Rumors abound that athletes who fail to win in international competitions are exiled to coal mines or gulags, but there is little evidence of that.
Even after teams underperform, their players reappear at subsequent international competitions, said Udo Merkel, a senior lecturer at the University of Brighton, where he specializes in sports sociology. “So I don’t believe some of the stories that they are locked up in jail,” Mr. Merkel said, “because half a year later when they play the next qualifying match, you see the same names and players.”
In 2010, for example, the North Korean men’s soccer team lost 7-0 to Portugal at the World Cup in South Africa — a game that was reportedly broadcast live in Pyongyang. According to Mr. An, the goalkeeper who allowed those seven goals is still on the team. There were reports, however, that the team was subjected to a public criticism session in Pyongyang that lasted six hours.
Soon after Mr. Kim took over leadership of the country nearly six years ago, he “really began to put money and political energy and time into developing an internationally competitive athletic prowess,” said Katharine H.S. Moon, a professor of political science at Wellesley College.
According to an analysis of North Korea’s national budget announcements by Curtis Melvin, a senior fellow in the U.S.-Korea Institute at the Johns Hopkins School of Advanced International Studies, Mr. Kim has invested steadily in sports, giving it about 6 percent of the country’s budget last year.
Since 2012, North Korea has built a new rink for ice and roller skating, soccer academies and a horseback riding club. It also renovated a large stadium in Pyongyang with volleyball, table tennis and basketball courts (the American basketball player Dennis Rodman famously crooned “Happy Birthday” to Mr. Kim in that stadium during a 2014 visit).
Jean H. Lee, a former Associated Press bureau chief in Pyongyang and now a global fellow at the Woodrow Wilson Center in Washington, said that when she visited the new skating rink in 2012, it was “state of the art and perfectly maintained.” She said she saw Canadian and European-made ice resurfacers as well as high-end figure and hockey skates, suggesting that the regime had figured out how to skirt sanctions on luxury goods.
Mr. Kim also built the Masikryong Ski Resort, where some South Korean athletes practiced with their North Korean counterparts last week.
When the North Korean figure skating pair of Mr. Ryom and Ms. Kim trained over the summer in Montreal with the French Canadian coach Bruno Marcotte, they were taken shopping by Mr. Marcotte’s wife, Meagan Duhamel, a champion figure skater.
The 12 North Korean women’s ice hockey players who have been added to the roster of the South Korean team are probably getting glimpses of the comparative wealth of their South Korean teammates.
Caroline Park, 28, a Canadian-born team member, said that when she and her teammates practiced with the North Koreans late last month, they ate together every day.
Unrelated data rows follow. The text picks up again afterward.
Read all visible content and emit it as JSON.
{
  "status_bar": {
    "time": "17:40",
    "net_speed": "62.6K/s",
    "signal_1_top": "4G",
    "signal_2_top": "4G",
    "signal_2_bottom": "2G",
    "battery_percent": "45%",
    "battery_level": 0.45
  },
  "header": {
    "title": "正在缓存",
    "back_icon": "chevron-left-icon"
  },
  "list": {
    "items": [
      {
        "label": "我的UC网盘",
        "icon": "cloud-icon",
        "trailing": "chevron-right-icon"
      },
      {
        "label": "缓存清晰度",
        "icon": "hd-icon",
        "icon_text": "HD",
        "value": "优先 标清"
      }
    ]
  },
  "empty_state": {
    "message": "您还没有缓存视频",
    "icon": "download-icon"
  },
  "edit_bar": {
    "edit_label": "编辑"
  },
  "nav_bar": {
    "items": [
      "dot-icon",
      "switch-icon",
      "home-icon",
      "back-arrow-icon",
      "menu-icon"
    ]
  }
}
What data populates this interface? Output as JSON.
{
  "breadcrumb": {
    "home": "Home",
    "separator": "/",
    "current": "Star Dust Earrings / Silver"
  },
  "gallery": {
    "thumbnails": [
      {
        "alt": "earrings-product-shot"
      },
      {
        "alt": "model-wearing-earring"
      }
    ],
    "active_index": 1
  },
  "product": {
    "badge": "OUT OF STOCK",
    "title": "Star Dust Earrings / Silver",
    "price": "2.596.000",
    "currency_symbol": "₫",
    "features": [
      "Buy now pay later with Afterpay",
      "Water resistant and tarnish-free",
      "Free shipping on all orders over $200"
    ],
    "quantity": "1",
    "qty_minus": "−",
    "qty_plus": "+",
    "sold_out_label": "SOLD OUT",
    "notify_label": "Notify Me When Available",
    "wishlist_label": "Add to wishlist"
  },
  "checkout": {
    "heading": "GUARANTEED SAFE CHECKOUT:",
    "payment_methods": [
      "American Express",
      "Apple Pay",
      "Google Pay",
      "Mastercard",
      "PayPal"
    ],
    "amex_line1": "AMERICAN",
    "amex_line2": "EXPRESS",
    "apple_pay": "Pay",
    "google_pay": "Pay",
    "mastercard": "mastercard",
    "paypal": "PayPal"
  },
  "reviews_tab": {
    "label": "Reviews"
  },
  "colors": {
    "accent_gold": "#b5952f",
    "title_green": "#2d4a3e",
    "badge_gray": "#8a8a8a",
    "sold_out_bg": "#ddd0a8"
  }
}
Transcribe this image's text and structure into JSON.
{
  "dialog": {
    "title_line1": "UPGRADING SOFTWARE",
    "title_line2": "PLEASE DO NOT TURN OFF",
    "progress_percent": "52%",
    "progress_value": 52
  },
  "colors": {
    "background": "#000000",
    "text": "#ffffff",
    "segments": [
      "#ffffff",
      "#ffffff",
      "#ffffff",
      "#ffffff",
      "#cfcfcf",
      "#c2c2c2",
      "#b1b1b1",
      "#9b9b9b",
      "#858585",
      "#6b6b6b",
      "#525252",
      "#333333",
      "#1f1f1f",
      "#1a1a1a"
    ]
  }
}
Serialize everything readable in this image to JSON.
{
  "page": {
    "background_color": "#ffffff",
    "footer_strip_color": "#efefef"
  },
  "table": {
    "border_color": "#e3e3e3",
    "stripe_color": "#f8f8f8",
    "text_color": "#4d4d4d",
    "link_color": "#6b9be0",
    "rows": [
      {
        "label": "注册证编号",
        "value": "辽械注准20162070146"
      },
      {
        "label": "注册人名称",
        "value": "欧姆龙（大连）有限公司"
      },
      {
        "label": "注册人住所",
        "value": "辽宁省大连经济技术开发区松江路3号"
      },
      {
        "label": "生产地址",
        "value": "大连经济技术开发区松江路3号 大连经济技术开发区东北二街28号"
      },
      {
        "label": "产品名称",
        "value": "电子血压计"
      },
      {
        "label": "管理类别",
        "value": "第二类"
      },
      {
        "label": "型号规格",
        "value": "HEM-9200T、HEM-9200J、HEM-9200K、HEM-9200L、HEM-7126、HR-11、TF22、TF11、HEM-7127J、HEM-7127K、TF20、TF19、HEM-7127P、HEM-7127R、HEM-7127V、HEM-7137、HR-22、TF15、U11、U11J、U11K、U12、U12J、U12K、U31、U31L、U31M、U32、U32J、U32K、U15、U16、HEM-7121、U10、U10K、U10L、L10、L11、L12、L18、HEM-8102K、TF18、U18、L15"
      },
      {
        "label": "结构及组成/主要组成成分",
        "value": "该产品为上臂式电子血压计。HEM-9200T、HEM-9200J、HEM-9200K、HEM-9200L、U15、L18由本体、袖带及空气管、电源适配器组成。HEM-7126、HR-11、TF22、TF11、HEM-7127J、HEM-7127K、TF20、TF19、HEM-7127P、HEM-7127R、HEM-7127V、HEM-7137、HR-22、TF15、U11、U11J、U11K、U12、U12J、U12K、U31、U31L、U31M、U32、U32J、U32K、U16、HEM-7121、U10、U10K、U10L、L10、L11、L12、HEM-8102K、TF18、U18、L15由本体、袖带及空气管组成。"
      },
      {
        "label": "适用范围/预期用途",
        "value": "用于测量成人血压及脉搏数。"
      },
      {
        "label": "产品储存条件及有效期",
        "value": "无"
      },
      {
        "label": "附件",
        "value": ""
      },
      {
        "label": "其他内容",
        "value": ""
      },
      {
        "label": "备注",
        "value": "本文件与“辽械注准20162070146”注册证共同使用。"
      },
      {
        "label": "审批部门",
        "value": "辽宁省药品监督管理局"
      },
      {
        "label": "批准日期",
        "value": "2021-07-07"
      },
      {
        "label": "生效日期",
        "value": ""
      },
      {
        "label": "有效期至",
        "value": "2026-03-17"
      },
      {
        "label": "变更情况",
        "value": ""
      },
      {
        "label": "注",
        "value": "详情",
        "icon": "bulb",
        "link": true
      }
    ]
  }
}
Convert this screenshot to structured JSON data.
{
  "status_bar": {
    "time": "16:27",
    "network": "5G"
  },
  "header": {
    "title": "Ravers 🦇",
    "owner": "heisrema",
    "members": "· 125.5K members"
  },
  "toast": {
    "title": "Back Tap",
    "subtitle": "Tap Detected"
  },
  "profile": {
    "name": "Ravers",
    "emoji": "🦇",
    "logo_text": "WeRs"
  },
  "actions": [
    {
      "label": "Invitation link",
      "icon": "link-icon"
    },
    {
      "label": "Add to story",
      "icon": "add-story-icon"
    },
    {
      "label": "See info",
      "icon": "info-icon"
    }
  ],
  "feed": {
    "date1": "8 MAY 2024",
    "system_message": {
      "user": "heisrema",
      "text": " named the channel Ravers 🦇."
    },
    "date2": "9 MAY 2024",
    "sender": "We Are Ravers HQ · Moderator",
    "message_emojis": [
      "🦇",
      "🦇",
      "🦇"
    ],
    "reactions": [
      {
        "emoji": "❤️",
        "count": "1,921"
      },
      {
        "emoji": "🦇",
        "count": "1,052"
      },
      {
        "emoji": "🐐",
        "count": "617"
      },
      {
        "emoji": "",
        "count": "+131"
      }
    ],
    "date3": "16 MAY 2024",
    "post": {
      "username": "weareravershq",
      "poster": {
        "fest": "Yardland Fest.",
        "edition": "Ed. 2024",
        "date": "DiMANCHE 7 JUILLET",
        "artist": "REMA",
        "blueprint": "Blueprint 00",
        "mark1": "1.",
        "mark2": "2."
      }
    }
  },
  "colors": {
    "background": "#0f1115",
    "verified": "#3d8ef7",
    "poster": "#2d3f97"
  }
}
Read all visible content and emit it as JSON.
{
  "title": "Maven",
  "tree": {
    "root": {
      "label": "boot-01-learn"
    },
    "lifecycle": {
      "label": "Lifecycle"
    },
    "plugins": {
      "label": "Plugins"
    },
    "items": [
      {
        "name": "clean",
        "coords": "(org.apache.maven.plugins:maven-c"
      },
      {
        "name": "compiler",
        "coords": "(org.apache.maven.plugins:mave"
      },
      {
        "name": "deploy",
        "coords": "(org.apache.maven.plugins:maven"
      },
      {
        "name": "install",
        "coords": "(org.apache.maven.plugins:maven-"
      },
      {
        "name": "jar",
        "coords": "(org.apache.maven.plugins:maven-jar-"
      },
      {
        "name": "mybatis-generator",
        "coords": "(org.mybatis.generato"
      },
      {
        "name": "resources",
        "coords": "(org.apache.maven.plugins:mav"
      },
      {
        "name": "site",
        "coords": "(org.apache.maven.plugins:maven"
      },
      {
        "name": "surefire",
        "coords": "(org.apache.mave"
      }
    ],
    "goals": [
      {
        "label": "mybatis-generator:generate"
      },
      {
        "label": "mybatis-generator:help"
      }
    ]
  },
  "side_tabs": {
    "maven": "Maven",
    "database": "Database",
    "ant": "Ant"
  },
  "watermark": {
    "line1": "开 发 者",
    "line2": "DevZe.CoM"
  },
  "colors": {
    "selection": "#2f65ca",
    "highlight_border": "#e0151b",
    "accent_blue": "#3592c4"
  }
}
Ms. Park said she noticed the North Koreans did not have cellphones.
And even further afield, Han Kwang-song, a player for the North Korean national soccer team, is currently on loan to a professional team in Perugia, Italy. There, he is also getting a taste of social media: He has a private Instagram account, @han.k.s.32.
No North Korean athletes have defected during the Olympics, although one defected in 1991 during a world judo championship in Spain. Ms. Hwangbo, the hockey player, defected to South Korea through China with her family in 1997.
The athletes are carefully screened before being allowed to participate in international events. Even if they wanted to defect, they will be closely watched by North Korean minders. In Pyeongchang, South Korean security forces will also be watching, as neither side will want the publicity of a defection undercutting the message of unity between the two Koreas. Even the women’s ice hockey players are not staying in the same dorm as their South Korean teammates.
What is more, said Benjamin Young, a Ph.D. candidate at George Washington University who has written about the North Korean athletic program, the athletes “have families in the North, and they are the most loyal and treated very well by the regime.”